“That was a huge deal for me. Going to law school, then becoming a lawyer were things I thought I’d never do.”
Then in 1994, he wrote his first screenplay and sold it to CBS.
When the time came to cast Criminal Minds, Mandy Patinkin wanted to begin by talking to people who worked in the field. So he made the trip to Quantico. But after several hours speaking with agents and not finding the inspiration he needed, Patinkin asked: “Isn’t there someone here with a personality?”
There was only Clemente, and he answered the call. Although home recovering after treatment for Lymphoma (he and many others developed the disease after serving as first responders during 9/11), Clemente made an impression on Patinkin and the rest, as they say, is police procedural history.
And he does, indeed, have personality in spades.

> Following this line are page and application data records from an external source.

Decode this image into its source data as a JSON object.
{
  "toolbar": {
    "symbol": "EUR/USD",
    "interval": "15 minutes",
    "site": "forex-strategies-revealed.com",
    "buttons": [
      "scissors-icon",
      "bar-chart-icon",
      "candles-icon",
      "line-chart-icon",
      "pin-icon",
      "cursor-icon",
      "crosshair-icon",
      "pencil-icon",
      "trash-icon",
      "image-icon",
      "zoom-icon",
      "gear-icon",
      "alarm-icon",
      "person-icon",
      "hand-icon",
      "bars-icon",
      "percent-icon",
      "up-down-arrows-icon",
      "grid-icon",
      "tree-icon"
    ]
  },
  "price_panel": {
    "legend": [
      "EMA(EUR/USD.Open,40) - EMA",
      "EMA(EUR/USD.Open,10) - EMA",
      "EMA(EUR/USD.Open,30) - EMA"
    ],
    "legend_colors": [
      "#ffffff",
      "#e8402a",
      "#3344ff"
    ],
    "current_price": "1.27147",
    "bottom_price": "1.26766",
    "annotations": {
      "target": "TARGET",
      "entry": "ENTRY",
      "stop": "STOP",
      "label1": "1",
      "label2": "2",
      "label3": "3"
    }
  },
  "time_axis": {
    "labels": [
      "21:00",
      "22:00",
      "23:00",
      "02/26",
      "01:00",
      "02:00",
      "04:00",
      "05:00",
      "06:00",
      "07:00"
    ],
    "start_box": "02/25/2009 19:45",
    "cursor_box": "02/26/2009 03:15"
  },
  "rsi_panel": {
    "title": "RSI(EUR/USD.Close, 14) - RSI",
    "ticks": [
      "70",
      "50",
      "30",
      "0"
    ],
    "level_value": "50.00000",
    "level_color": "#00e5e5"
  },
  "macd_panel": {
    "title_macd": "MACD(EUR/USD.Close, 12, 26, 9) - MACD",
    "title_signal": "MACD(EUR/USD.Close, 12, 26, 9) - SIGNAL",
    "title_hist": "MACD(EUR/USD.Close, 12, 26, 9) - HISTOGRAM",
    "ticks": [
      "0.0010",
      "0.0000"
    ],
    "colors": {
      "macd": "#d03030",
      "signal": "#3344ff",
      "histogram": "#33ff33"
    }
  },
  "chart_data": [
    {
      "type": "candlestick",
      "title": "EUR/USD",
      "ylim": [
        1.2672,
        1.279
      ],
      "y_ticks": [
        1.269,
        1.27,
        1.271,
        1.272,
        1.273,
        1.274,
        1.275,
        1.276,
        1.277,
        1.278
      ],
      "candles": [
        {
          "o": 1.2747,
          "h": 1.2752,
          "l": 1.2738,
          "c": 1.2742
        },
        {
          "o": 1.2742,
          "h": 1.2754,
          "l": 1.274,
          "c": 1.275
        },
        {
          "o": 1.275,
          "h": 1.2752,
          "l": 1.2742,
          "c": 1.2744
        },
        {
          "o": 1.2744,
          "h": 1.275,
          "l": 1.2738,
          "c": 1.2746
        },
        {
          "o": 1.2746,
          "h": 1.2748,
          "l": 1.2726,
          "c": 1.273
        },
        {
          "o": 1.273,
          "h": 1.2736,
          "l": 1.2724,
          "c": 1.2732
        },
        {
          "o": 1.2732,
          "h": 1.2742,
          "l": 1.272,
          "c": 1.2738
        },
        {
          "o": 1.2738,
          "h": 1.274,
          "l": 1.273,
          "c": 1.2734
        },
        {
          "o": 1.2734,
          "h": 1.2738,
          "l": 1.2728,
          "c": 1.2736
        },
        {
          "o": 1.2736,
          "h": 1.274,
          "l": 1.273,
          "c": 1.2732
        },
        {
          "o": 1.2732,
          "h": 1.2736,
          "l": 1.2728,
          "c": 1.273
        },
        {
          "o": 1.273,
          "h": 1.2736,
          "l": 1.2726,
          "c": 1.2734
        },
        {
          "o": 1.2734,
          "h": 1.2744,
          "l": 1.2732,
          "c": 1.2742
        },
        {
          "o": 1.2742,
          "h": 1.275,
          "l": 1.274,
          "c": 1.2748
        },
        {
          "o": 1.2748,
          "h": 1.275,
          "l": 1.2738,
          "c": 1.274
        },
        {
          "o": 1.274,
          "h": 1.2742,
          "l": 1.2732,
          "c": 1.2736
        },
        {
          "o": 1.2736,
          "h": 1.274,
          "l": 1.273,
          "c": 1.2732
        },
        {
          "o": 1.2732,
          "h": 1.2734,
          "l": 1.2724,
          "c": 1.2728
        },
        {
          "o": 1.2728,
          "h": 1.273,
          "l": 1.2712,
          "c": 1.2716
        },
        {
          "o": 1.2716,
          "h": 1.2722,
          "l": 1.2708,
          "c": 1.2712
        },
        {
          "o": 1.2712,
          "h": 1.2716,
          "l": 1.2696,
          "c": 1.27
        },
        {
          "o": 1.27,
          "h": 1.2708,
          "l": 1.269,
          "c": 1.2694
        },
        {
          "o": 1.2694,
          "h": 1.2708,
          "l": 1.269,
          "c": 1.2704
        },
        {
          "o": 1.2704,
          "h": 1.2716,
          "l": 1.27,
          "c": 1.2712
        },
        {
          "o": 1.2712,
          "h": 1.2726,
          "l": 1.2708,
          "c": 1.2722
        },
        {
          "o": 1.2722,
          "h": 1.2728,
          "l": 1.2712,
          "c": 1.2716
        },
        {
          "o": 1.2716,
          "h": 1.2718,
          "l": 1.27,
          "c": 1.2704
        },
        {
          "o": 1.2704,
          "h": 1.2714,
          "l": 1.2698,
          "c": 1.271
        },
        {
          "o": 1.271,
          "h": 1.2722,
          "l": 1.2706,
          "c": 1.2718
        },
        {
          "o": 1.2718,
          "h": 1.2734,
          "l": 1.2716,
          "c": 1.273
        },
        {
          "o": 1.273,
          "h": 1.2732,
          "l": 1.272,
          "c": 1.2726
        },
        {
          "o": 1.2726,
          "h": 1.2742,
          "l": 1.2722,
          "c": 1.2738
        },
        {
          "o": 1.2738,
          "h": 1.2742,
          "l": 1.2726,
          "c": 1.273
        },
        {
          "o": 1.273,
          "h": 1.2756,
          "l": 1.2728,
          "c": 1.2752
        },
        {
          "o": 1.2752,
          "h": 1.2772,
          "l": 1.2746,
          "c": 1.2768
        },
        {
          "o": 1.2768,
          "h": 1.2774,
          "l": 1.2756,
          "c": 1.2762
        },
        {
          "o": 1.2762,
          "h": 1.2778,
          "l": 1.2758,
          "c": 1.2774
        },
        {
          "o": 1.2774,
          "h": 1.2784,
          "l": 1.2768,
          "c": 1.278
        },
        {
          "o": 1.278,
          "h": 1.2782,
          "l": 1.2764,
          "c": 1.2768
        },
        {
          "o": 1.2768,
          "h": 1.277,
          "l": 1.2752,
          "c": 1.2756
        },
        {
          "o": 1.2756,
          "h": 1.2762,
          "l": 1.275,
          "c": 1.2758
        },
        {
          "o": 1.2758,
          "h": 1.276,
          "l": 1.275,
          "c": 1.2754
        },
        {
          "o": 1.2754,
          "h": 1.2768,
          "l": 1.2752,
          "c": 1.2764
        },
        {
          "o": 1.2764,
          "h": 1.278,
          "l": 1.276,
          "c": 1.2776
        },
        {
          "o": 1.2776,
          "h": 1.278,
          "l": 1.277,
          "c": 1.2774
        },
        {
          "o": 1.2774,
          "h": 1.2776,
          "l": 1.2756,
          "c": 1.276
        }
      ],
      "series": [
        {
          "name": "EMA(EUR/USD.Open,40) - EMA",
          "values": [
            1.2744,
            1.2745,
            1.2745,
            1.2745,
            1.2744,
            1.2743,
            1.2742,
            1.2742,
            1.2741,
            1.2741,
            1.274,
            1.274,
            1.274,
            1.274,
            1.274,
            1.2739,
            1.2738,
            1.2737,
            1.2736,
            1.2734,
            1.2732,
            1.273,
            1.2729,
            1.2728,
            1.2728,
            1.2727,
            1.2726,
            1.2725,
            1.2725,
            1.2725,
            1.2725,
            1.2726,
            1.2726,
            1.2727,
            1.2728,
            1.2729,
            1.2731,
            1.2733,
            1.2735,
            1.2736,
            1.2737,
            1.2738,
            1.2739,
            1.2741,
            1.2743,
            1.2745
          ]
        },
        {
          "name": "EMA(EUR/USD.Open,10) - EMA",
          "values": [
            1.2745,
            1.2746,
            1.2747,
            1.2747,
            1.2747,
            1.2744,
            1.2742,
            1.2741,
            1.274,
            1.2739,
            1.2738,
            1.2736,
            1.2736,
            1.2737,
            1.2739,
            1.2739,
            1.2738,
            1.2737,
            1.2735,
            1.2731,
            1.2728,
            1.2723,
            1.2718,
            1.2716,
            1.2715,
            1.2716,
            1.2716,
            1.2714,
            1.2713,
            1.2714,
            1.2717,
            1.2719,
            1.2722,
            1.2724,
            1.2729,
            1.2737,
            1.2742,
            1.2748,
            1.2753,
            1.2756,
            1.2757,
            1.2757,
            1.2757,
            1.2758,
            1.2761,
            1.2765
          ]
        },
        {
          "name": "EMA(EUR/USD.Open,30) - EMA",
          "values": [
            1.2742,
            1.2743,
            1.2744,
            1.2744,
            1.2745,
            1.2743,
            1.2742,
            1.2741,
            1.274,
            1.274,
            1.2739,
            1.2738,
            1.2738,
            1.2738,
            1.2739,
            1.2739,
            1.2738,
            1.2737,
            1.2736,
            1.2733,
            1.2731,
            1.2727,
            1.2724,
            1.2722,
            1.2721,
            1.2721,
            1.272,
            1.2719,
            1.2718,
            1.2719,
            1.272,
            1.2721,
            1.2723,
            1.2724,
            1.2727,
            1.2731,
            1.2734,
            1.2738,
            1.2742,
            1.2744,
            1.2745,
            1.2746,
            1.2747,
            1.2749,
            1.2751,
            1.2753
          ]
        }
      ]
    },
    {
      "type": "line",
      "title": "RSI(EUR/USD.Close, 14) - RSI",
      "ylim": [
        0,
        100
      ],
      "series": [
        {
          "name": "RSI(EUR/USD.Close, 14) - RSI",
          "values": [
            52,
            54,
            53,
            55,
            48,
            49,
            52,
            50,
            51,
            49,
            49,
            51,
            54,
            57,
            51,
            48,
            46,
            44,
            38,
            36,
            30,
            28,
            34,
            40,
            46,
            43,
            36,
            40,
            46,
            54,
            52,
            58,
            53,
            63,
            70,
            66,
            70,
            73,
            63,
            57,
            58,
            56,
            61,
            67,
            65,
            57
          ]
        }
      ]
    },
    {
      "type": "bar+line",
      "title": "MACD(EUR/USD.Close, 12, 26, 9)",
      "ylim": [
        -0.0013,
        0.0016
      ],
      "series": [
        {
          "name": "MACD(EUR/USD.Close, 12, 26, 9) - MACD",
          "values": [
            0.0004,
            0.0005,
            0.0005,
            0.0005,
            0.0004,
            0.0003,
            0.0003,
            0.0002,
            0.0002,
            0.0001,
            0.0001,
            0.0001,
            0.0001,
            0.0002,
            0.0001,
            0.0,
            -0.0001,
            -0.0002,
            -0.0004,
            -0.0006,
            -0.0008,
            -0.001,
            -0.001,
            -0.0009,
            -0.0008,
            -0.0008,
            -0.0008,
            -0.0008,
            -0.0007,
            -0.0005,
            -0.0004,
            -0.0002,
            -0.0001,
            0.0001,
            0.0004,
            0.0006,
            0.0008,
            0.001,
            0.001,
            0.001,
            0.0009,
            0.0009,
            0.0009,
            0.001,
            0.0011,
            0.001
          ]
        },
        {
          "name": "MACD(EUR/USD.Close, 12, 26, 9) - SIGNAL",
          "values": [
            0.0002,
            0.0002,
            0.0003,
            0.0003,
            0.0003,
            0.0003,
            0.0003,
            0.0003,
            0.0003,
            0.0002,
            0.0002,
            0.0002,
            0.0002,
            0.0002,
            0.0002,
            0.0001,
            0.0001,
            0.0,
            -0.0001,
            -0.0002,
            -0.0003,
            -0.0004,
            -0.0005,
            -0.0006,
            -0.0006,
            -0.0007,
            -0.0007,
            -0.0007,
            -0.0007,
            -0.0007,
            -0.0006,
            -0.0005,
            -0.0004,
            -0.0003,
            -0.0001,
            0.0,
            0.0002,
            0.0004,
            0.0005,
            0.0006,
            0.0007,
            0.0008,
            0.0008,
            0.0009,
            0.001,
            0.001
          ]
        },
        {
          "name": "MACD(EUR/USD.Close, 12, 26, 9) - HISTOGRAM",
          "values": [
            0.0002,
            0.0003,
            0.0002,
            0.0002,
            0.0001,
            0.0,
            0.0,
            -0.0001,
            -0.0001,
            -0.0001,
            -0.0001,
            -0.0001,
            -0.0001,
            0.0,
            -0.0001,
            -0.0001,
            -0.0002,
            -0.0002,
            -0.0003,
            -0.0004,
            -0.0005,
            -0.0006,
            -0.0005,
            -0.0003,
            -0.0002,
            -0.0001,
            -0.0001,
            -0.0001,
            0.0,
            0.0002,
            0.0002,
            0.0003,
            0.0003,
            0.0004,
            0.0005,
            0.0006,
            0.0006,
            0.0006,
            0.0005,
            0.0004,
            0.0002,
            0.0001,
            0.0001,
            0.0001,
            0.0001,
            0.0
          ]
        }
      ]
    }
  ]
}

This barely feels like an interview and I’ve long abandoned my questions just to have a conversation with Jim and see where it goes.
The longer we talk, the more I begin to realize that almost every time Clemente speaks, the word “victim” is there in some capacity. It’s there in his voice and likely his blood; he’s still on the same mission he was as a lawyer. A prosecutor. A profiler. And luckily for us, he’s bringing some of that to CrimeCon.
In the Behind Criminal Minds experience, Clemente will demonstrate the realities of investigation compared to how it’s often portrayed in the entertainment industry. We’ll have a chance to see what he sees as an investigator and profiler and put our observational skills up against his (gulp!).
Most of all with this session, Clemente seeks to educate: “I want people to come out of it knowing a little bit more about how to avoid becoming a victim in real-life scenarios. I want them to know that perpetrators don’t look or act a certain way like they are accustomed to seeing on television. I want to let everyone ask their questions and get something useful out of the session.”
Clemente will also host a live, interactive recording of his true crime podcast Real Crime Profile as well as let listeners dive into his new podcast venture named Best Case/Worst Case which will feature expert guests from all law enforcement disciplines.
“With Real Crime Profile, we aim to give the victims a voice again,” Clemente weighs in. “Their voice was stolen from them. They still have stories to tell -- they’ll tell us what we can learn from their deaths so we can make an inch more progress toward catching the perpetrator and preventing it from happening again.”
With Best Case/Worst Case, we will pull the curtain back on what it’s like to be a law enforcement officer or prosecutor. We want to show how these cases affect the professionals who do this kind of work day in and day out.
We soon descend into the rabbit holes of well-known cases like JonBenet Ramsey (“In the BAU, it was the crimes with child victims that got under my skin”) and Meredith Kercher, which comes with strained exclamation marks at the end of each statement (“The real tragedy is that the victim didn’t get justice because of political smoke and mirrors! The real killer gets out on day passes now!”).
It takes me a moment to place the name “Meredith Kercher,” although he’s pinned it as the case he can talk about all day if I let him, and I will.
My brain is buffering as he continues: “Who did Meredith Kercher kill? What did she do? I know that name.” He breaks my silent panic with one clipped sentence before continuing his impassioned summary:
“You may know Meredith Kercher’s case as the “Amanda Knox” case.”
Aha! Yes, I do. I know that one! I feel disproportionately smug until I realize that I knew the acquitted suspect’s name, her boyfriend’s name. The perpetrator’s name. The judge’s name.
But Jim knew the victim’s.
And suddenly, I’ve found my angle.